Supplied data:
= = =
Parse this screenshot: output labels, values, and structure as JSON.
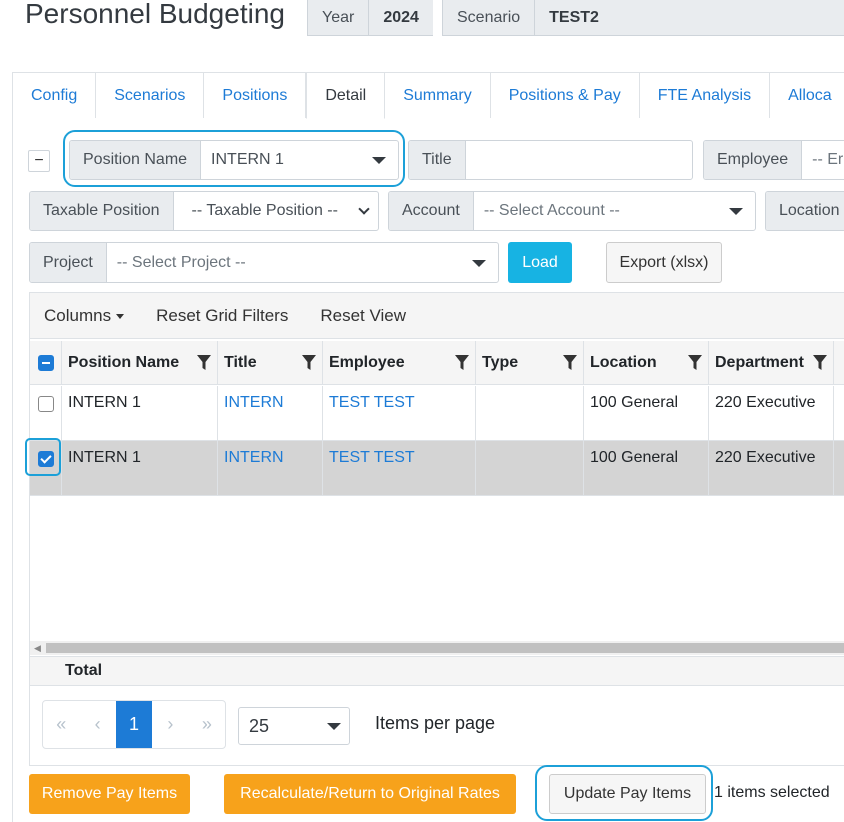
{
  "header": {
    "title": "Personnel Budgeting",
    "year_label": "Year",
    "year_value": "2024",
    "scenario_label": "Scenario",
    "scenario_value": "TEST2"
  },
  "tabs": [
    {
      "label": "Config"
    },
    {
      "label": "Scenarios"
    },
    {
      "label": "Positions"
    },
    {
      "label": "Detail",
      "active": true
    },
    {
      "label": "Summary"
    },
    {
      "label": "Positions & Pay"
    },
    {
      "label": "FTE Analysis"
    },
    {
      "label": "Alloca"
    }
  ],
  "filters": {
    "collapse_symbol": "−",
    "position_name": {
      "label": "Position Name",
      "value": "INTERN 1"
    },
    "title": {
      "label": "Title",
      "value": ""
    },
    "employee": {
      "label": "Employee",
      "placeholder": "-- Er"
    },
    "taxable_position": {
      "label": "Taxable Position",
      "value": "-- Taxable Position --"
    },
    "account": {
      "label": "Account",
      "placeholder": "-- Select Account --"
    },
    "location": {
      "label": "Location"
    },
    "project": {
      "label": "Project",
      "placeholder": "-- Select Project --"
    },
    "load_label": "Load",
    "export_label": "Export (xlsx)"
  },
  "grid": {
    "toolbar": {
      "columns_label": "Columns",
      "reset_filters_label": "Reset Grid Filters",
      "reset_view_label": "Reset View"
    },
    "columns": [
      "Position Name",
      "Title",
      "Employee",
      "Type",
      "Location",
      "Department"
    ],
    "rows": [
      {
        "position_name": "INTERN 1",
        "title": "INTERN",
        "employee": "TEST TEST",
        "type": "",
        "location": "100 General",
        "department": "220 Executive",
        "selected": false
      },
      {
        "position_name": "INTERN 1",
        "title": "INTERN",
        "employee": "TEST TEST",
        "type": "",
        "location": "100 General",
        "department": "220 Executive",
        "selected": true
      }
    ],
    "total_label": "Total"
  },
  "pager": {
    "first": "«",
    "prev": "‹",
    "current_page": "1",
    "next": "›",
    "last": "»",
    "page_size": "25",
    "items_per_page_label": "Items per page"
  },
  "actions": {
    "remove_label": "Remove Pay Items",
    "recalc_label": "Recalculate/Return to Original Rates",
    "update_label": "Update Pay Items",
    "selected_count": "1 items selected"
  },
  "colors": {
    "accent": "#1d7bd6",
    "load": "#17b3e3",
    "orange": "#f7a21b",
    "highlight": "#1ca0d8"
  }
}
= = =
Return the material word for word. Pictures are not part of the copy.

Exercise solution:
Parse this screenshot: output labels, values, and structure as JSON.
{
  "header": {
    "title": "Personnel Budgeting",
    "year_label": "Year",
    "year_value": "2024",
    "scenario_label": "Scenario",
    "scenario_value": "TEST2"
  },
  "tabs": [
    {
      "label": "Config"
    },
    {
      "label": "Scenarios"
    },
    {
      "label": "Positions"
    },
    {
      "label": "Detail",
      "active": true
    },
    {
      "label": "Summary"
    },
    {
      "label": "Positions & Pay"
    },
    {
      "label": "FTE Analysis"
    },
    {
      "label": "Alloca"
    }
  ],
  "filters": {
    "collapse_symbol": "−",
    "position_name": {
      "label": "Position Name",
      "value": "INTERN 1"
    },
    "title": {
      "label": "Title",
      "value": ""
    },
    "employee": {
      "label": "Employee",
      "placeholder": "-- Er"
    },
    "taxable_position": {
      "label": "Taxable Position",
      "value": "-- Taxable Position --"
    },
    "account": {
      "label": "Account",
      "placeholder": "-- Select Account --"
    },
    "location": {
      "label": "Location"
    },
    "project": {
      "label": "Project",
      "placeholder": "-- Select Project --"
    },
    "load_label": "Load",
    "export_label": "Export (xlsx)"
  },
  "grid": {
    "toolbar": {
      "columns_label": "Columns",
      "reset_filters_label": "Reset Grid Filters",
      "reset_view_label": "Reset View"
    },
    "columns": [
      "Position Name",
      "Title",
      "Employee",
      "Type",
      "Location",
      "Department"
    ],
    "rows": [
      {
        "position_name": "INTERN 1",
        "title": "INTERN",
        "employee": "TEST TEST",
        "type": "",
        "location": "100 General",
        "department": "220 Executive",
        "selected": false
      },
      {
        "position_name": "INTERN 1",
        "title": "INTERN",
        "employee": "TEST TEST",
        "type": "",
        "location": "100 General",
        "department": "220 Executive",
        "selected": true
      }
    ],
    "total_label": "Total"
  },
  "pager": {
    "first": "«",
    "prev": "‹",
    "current_page": "1",
    "next": "›",
    "last": "»",
    "page_size": "25",
    "items_per_page_label": "Items per page"
  },
  "actions": {
    "remove_label": "Remove Pay Items",
    "recalc_label": "Recalculate/Return to Original Rates",
    "update_label": "Update Pay Items",
    "selected_count": "1 items selected"
  },
  "colors": {
    "accent": "#1d7bd6",
    "load": "#17b3e3",
    "orange": "#f7a21b",
    "highlight": "#1ca0d8"
  }
}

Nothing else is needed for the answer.